Two candidates were nominated for the ME open elected seats. Alex Terrazas is a psychologist and neuroscientist. He was involved with Java as a phone programmer, wrote a book on Java media programming, and is eager to work on “the evil JSPA.” He originally became involved in the Executive Committee out of intellectual curiosity about the process. He got 100% of the vote last time, running unopposed. Werner Keil is currently serving on the SE/EE EC and was Spec Lead for JSR 275. He develops enterprise systems using Java, JEE, Oracle or IBM, does Web design and development using Adobe, Ajax/JavaScript or dynamic languages like Ruby, PHP. He has the distinction of being the only individual member to host an EC meeting, the legendary “Boston Bar Meeting.”

By Wednesday morning, the candidate roster had expanded to include Twitter, represented by Attila Szegedi for the ME elected seat. Joining him on the Community Hub outdoor stage of the Mason Street Café, were Central Ohio Java Users Group, represented by Dan Sline for the elected SE/EE seat , and SAP, represented by Steve Winkler for the SE/EE ratified seat.
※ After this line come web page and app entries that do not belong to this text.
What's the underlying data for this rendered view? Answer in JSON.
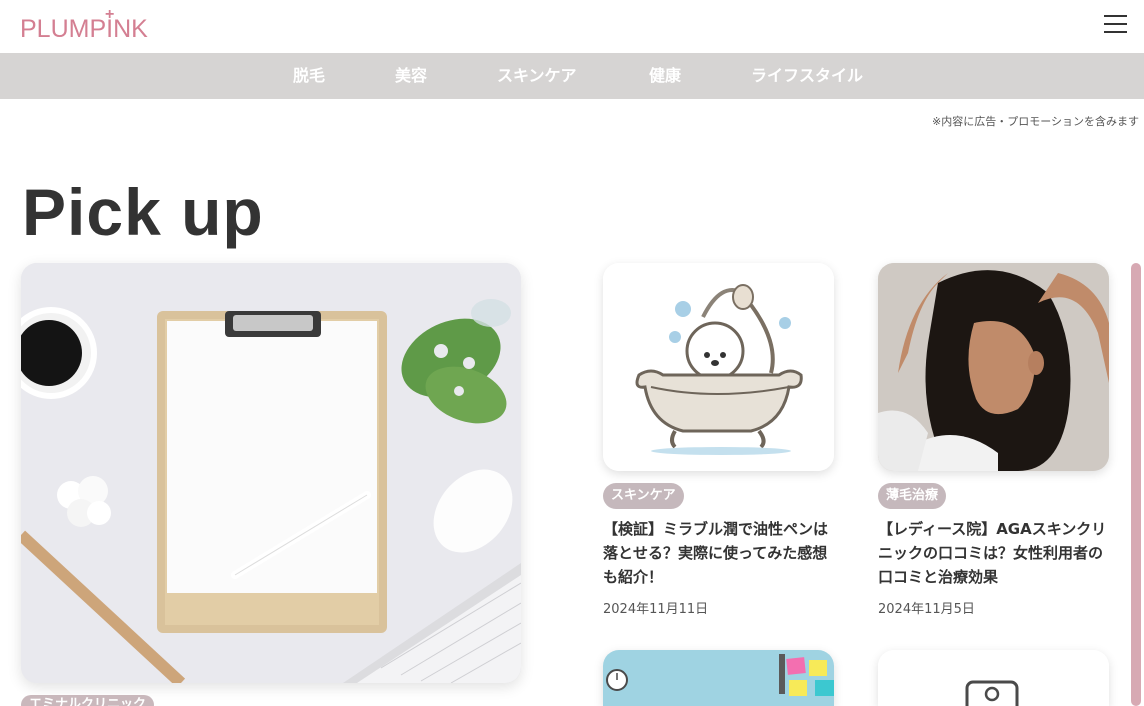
{
  "site": {
    "logo_text": "PLUMPINK",
    "logo_plus": "+"
  },
  "nav": {
    "items": [
      {
        "label": "脱毛"
      },
      {
        "label": "美容"
      },
      {
        "label": "スキンケア"
      },
      {
        "label": "健康"
      },
      {
        "label": "ライフスタイル"
      }
    ]
  },
  "disclaimer": "※内容に広告・プロモーションを含みます",
  "pickup": {
    "title": "Pick up",
    "hero_tag": "エミナルクリニック",
    "cards": [
      {
        "tag": "スキンケア",
        "title": "【検証】ミラブル潤で油性ペンは落とせる？実際に使ってみた感想も紹介！",
        "date": "2024年11月11日"
      },
      {
        "tag": "薄毛治療",
        "title": "【レディース院】AGAスキンクリニックの口コミは？女性利用者の口コミと治療効果",
        "date": "2024年11月5日"
      }
    ]
  },
  "colors": {
    "brand": "#d47f92",
    "nav_bg": "#d6d4d3",
    "tag_bg": "#c5b8bc"
  },
  "icons": {
    "menu": "hamburger-menu-icon"
  }
}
Attila is the JVM performance expert at Twitter, there for 15 months, making him a veteran. He referred to the previous day’s keynote address, which announced Twitter’s decision to join the JCP program and Open JDK and to run for an EC seat. Twitter is currently transitioning to be JVM based. “We think of JVM as a platform, and we’re concerned with scalability and interoperability. We need to ensure that we have features we need since we are betting the house on JVM,” Atilla said. “We discovered solutions that we think would be helpful to standardize. I look forward to participating and cooperating and learning from existing and old members. I’m hoping this is a great opportunity to ramp up our expertise in this.”

Dan intends to use his seat as a community-based position, not just to promote Ohio JUG’s perspective. He wants to help the language develop in the way it should go and encourage more people to join JCP program.

Steve repeated what he had said about SAP at the BOF session, and added, “We’re on the EC already and hope to continue going forward.”

The PMO is always looking for ways to increase participation in the voting process. Votenet, the organization that runs the voting mechanism, says the JCP program already has one of the best voter turnout records, with an average of 25 percent of the community voting. However, the PMO wants to raise that bar higher by helping members become better informed about the candidates. Read more about these candidates and newer candidates here: http://jcp.org/aboutJava/communityprocess/elections/2011-nominees.html

The PMO has planned additional conference calls to help the community with that. The first call is scheduled for Thursday, October 20 at 8:30 am PT. More details about those events will be posted on the JCP blog, Facebook page, and Twitter feed. Nominations for the elected seats close on October 13, and the ballot is open for voting 18-31 October.